ABERDEEN, Miss. – Tort king Dickie Scruggs has won a chance to shorten his prison sentence at a hearing much like the trial he waived.
Senior U.S. Judge Gary Davidson plans an evidentiary hearing on March 26, on a motion to vacate a seven and a half year sentence that Scruggs accepted in 2009.
Davidson granted subpoena power to Scruggs, whose possible sources of testimony include former U.S. Senate Majority Leader Trent Lott, his brother in law.
Lott resigned from the Senate in 2007, a week before grand jurors indicted Scruggs on a charge that he bribed Lafayette County Circuit Judge Henry Lackey.
Scruggs pleaded guilty, accepting a five year sentence.
He agreed to serve two and a half years more upon admitting he deprived Mississippi citizens of the honest services of Hinds County Circuit Judge Bobby Delaughter.
Scruggs allegedly arranged for Lott to call Delaughter about possible appointment as a federal judge, while Delaughter presided over a suit against Scruggs.
He admitted he paid lawyer Ed Peters $1 million to influence Delaughter.
He moved to vacate the second plea last year, claiming the U.S. Supreme Court found that actions of a defendant in a similar case didn’t constitute a crime.
Davidson denied a motion to enter judgment on the pleadings, but granted a hearing.
“At the evidentiary hearing, petitioner has the burden of demonstrating that, in light of all the evidence, it is more likely than not that no reasonable juror would find him guilty beyond a reasonable doubt,” Davidson wrote on Dec. 27.

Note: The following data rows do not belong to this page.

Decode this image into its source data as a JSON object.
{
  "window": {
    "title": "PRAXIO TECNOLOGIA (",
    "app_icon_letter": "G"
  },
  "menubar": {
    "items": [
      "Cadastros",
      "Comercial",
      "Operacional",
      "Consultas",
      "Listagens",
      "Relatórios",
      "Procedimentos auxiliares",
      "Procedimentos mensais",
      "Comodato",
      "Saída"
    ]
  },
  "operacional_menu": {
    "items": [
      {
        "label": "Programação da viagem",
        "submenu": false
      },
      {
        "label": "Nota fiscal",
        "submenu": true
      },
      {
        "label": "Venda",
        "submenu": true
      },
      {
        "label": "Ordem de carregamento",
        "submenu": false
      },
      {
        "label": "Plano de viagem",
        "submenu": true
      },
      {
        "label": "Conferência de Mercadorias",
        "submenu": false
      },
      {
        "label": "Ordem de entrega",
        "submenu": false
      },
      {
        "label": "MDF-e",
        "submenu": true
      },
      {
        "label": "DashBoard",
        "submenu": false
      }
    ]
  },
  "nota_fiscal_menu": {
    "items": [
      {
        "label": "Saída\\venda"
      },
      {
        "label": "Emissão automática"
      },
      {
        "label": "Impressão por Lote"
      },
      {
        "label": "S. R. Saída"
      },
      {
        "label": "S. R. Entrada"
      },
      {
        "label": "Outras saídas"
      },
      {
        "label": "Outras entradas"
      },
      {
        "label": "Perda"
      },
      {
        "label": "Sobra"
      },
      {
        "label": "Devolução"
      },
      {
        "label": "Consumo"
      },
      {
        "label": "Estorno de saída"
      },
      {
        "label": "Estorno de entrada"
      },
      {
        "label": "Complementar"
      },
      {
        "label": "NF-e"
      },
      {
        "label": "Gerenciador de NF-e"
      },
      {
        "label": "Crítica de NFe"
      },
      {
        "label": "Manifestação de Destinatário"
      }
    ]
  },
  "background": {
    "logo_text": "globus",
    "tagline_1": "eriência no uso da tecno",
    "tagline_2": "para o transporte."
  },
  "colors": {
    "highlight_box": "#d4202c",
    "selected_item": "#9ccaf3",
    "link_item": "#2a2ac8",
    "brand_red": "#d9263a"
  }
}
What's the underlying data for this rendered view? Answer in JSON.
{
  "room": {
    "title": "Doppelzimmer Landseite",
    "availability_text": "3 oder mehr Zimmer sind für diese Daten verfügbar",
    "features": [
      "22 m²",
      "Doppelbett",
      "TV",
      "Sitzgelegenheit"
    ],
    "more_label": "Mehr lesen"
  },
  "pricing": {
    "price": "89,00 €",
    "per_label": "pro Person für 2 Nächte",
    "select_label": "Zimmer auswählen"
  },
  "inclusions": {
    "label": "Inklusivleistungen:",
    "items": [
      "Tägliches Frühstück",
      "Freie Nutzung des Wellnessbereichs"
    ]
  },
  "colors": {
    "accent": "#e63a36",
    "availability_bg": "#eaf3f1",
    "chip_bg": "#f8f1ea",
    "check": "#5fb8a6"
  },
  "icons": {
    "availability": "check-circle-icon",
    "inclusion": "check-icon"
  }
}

“Subsequent to the evidentiary hearing, the court will make a probabilistic determination about how reasonable jurors would react to the overall, newly supplemented record,” he wrote.
“In reaching this decision, the court may make credibility assessments and consider how the timing of the evidence bears on the reliability of that evidence,” he wrote.
Scruggs made a fortune in the 1980s and 1990s, first in asbestos litigation and later in suits that states brought against cigarette makers.
His fortunes turned when former associates sued him in fee disputes.
In 2005, U.S. Magistrate Judge Jerry Davis awarded former associates about $18 million in damages and $9 million in legal fees and expenses.
In 2007, grand jurors at federal court in Oxford indicted Scruggs on charges that he provided a $40,000 bribe to Lackey.
They also indicted son Zach Scruggs, former state auditor Steve Patterson, and lawyers Sidney Backstrom and Tim Balducci.
All five pleaded guilty before District Judge Neal Biggers.
Grand jurors in Aberdeen then indicted Scruggs and Delaughter.
They couldn’t allege bribery, because Scruggs hadn’t paid Delaughter, so they alleged that Scruggs fraudulently deprived citizens of Delaughter’s honest services.
Scruggs pleaded guilty and apologized to Davidson, the bar, the people of Mississippi, and everyone he injured.
“I will make the best of this situation that can possibly be made and try to emerge a better man yet again,” he said.
Scruggs’s attitude changed after the Supreme Court reversed the conviction of former Enron chief Jeffrey Skilling on a charge of depriving shareholders of honest services.
Scruggs’s lawyer, Edward Robertson of Jefferson City, Mo., moved to vacate his sentence last June.
Robertson wrote that recommending a judge for the federal bench constituted protected political speech.
“For the free speech analysis, it is quite irrelevant that it was inappropriate for petitioner to recommend judge Delaughter while petitioner had a case pending,” he wrote.
“Bobby Delaughter received nothing of value.
“Petitioner had no authority to compel Senator Lott to do anything.”
U.S. Attorney Felicia Adams responded that Scruggs paid Peters $1 million to corruptly influence Delaughter.
She wrote that Balducci, Patterson, and lawyer Joey Langston testified that Scruggs intended to make Delaughter think he would help him attain his goal.
She wrote that unless witnesses deviate from previous testimony, Scruggs would be unable to prove his innocence.
Robertson replied that Scruggs had to buy influence to offset the influence of Bill Kirksey, who represented former Scruggs associate Robert Wilson.
After Davidson granted a hearing, Scruggs moved to approve direct transportation from federal prison in Montgomery, Ala., to district court in Aberdeen.
Roberson wrote that transportation according to federal regulations would involve two trips by air and a road trip, requiring four to six weeks and totaling 1,600 miles.
“Petitioner is currently a mathematics GED teacher at the federal correctional facility at Maxweell Air Force Air Force Base,” he wrote.
“A prolonged absence will result in his students delaying or otherwise falling behind in their pursuit of their GED’s.”
He wrote that Scruggs would bear the expense of direct ground transportation.
Davidson granted the motion on Jan. 17.